* _MATERIAL FOR THIS TASK_:
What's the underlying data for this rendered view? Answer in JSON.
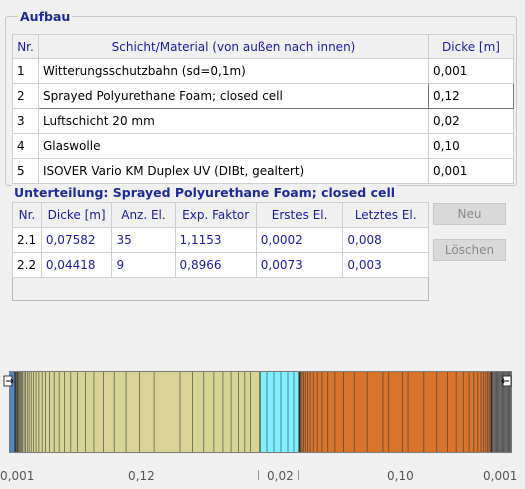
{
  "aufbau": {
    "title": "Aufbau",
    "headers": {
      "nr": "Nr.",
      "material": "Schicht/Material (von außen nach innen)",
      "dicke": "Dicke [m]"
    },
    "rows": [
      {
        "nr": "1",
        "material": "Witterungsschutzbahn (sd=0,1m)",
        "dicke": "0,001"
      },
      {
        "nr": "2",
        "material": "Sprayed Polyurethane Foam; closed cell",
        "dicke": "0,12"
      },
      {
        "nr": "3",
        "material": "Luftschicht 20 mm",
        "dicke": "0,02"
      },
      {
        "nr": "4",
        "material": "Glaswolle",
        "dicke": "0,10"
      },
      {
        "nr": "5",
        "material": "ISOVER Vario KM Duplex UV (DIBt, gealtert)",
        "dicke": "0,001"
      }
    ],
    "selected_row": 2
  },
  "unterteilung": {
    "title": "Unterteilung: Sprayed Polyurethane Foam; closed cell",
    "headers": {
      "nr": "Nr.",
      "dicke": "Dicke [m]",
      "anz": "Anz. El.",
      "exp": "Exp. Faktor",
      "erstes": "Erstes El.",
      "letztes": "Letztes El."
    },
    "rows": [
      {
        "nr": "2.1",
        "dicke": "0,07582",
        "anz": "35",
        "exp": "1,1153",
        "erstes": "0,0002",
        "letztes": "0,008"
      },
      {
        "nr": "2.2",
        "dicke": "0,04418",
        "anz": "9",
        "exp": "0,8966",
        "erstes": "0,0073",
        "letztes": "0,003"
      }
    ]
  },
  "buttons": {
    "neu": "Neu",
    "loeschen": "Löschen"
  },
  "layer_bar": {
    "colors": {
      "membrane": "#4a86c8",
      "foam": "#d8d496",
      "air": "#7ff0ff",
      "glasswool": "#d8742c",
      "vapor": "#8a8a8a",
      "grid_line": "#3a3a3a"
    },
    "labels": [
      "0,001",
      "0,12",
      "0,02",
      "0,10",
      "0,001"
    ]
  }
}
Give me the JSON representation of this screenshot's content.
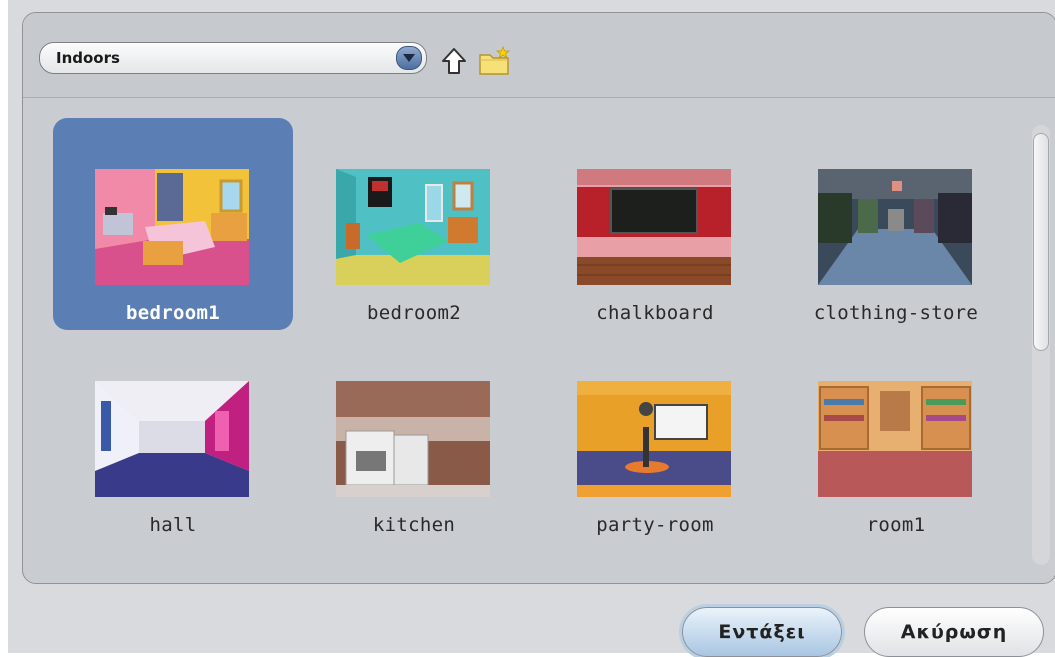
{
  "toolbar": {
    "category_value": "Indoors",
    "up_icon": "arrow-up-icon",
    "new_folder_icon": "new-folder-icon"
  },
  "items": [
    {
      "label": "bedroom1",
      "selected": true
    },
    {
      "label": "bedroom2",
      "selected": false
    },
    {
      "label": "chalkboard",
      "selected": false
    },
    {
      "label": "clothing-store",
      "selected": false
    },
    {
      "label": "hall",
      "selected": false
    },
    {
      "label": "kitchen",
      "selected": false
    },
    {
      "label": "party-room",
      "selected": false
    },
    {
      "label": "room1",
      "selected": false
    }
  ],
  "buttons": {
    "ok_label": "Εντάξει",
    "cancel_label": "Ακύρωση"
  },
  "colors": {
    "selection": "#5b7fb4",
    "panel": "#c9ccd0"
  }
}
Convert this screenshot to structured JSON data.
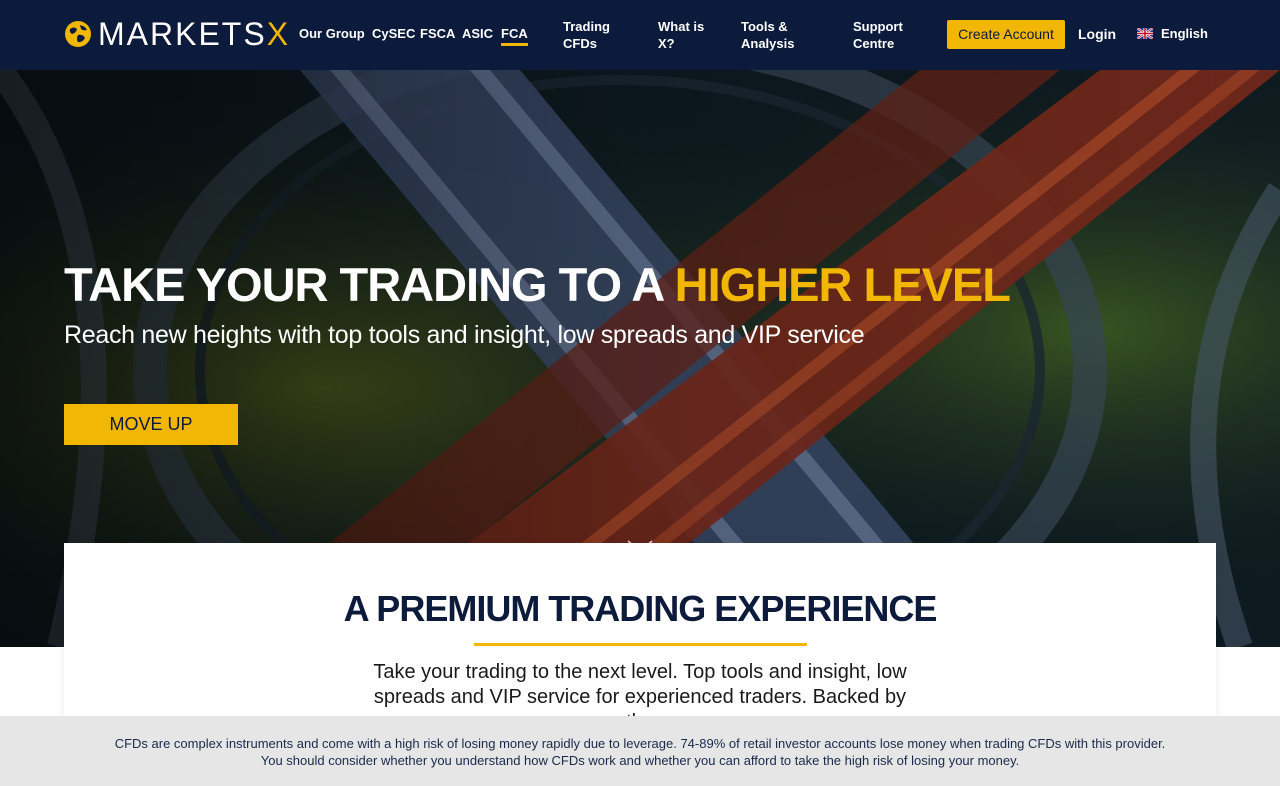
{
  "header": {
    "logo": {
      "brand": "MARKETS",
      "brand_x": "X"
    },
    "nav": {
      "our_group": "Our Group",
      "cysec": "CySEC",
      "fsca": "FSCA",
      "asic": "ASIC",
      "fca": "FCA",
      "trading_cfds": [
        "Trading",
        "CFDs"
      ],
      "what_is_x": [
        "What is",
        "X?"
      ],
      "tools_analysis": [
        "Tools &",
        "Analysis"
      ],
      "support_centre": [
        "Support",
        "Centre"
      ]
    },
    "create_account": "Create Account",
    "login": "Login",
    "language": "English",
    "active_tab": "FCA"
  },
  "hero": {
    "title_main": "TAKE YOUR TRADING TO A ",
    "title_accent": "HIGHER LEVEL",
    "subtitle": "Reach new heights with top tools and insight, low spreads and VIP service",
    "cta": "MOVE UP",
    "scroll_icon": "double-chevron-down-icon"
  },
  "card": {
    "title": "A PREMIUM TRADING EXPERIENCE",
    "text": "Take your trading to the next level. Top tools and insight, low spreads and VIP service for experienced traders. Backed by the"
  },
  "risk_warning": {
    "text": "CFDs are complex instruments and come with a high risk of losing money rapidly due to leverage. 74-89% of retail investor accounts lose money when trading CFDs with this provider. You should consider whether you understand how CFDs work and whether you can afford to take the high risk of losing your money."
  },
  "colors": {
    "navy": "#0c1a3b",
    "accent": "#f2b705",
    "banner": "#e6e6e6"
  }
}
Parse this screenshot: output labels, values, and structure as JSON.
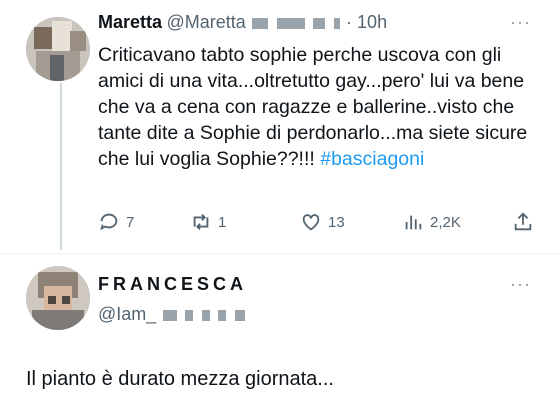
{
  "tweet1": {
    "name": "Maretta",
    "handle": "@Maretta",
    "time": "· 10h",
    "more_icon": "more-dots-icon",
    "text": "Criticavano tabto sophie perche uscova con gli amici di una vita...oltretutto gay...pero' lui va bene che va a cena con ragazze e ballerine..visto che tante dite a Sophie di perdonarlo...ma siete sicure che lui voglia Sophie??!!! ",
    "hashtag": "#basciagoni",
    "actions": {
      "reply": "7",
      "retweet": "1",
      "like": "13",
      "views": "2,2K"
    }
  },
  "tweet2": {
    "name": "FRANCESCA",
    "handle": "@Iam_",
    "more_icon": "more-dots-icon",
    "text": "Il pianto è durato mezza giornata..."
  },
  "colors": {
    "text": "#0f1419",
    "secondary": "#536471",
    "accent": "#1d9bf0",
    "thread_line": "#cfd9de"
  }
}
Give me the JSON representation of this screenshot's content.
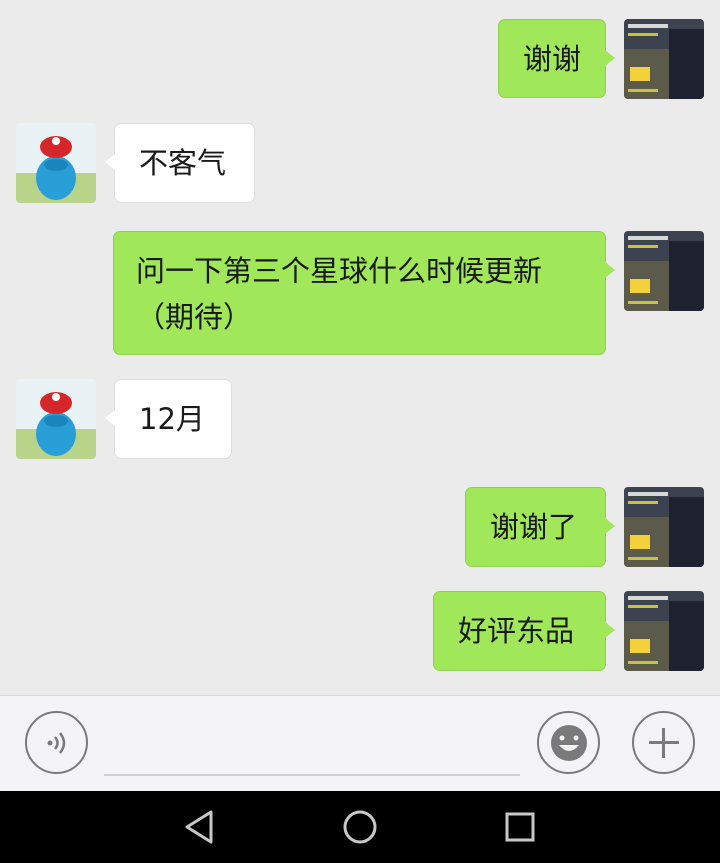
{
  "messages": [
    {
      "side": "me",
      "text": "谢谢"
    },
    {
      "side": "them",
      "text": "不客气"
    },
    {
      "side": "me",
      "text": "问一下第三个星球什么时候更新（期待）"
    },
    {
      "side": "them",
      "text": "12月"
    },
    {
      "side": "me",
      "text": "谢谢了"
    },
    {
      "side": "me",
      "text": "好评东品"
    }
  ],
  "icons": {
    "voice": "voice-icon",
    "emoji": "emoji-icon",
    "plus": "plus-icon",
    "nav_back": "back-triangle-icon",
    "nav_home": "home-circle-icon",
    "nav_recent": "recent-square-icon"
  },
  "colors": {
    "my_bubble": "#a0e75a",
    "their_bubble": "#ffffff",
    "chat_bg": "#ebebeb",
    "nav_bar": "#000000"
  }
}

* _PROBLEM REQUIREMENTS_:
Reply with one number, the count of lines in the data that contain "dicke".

* _TASK ANSWER_:
9